> **Work request**
From the material below, list every line containing "selected".

Supplied entries: Begin

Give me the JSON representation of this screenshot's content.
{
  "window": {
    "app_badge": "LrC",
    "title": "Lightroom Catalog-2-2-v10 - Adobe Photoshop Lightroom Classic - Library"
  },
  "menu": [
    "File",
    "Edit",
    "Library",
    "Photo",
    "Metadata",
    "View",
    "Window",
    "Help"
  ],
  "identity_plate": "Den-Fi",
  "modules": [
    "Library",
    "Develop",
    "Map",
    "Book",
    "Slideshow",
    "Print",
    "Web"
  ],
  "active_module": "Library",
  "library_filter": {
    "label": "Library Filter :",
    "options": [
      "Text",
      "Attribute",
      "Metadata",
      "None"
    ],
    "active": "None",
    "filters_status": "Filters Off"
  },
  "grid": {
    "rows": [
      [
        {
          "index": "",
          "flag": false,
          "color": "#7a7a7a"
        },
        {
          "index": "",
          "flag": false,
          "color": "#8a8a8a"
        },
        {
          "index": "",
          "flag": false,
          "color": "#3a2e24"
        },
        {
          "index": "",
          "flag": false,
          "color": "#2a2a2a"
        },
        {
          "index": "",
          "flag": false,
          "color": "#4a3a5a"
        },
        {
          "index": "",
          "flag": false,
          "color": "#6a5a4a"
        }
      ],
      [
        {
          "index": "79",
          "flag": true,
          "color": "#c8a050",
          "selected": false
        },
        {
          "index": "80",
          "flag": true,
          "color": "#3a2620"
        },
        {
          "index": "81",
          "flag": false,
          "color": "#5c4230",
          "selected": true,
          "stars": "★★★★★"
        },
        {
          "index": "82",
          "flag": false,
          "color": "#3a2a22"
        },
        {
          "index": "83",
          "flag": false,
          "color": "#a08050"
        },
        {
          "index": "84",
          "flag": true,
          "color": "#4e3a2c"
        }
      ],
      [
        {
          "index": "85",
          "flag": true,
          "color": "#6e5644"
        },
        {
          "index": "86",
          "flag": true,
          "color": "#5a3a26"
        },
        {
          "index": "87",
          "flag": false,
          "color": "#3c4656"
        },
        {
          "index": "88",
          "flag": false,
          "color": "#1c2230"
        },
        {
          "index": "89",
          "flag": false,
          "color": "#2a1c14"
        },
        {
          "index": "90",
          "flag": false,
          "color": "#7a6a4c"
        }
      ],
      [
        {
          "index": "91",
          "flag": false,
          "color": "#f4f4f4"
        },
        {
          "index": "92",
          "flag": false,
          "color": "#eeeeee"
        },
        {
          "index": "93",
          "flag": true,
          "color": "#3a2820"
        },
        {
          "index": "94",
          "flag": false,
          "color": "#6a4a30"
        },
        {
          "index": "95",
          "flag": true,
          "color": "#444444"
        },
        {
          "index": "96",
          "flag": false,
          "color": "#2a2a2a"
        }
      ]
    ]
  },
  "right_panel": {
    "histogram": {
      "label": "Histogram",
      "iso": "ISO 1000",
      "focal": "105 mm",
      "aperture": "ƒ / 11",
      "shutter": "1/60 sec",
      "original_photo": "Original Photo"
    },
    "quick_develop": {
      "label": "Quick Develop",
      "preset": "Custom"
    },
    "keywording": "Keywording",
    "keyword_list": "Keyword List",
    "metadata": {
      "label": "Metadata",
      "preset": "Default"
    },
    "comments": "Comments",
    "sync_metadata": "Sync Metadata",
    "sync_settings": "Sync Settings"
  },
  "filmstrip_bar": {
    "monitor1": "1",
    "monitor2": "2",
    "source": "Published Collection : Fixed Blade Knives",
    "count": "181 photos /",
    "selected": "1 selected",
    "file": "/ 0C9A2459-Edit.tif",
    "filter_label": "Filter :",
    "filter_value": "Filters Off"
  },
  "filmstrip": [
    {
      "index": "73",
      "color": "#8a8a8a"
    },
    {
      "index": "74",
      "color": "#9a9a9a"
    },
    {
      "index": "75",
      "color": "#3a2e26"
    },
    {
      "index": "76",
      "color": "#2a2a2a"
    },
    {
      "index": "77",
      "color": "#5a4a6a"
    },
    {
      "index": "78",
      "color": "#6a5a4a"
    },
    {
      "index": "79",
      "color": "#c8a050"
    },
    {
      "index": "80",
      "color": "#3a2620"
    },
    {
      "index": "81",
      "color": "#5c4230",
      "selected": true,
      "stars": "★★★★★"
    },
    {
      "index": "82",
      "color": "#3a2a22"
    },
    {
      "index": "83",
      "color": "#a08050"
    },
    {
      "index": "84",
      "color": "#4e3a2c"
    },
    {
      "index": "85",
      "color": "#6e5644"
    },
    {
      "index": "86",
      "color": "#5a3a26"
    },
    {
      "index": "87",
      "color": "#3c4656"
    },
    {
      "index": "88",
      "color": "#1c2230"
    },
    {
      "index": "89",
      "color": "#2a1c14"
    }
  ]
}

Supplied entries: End

> **The answer**
          "selected": false
          "selected": true,
    "selected": "1 selected",
      "selected": true,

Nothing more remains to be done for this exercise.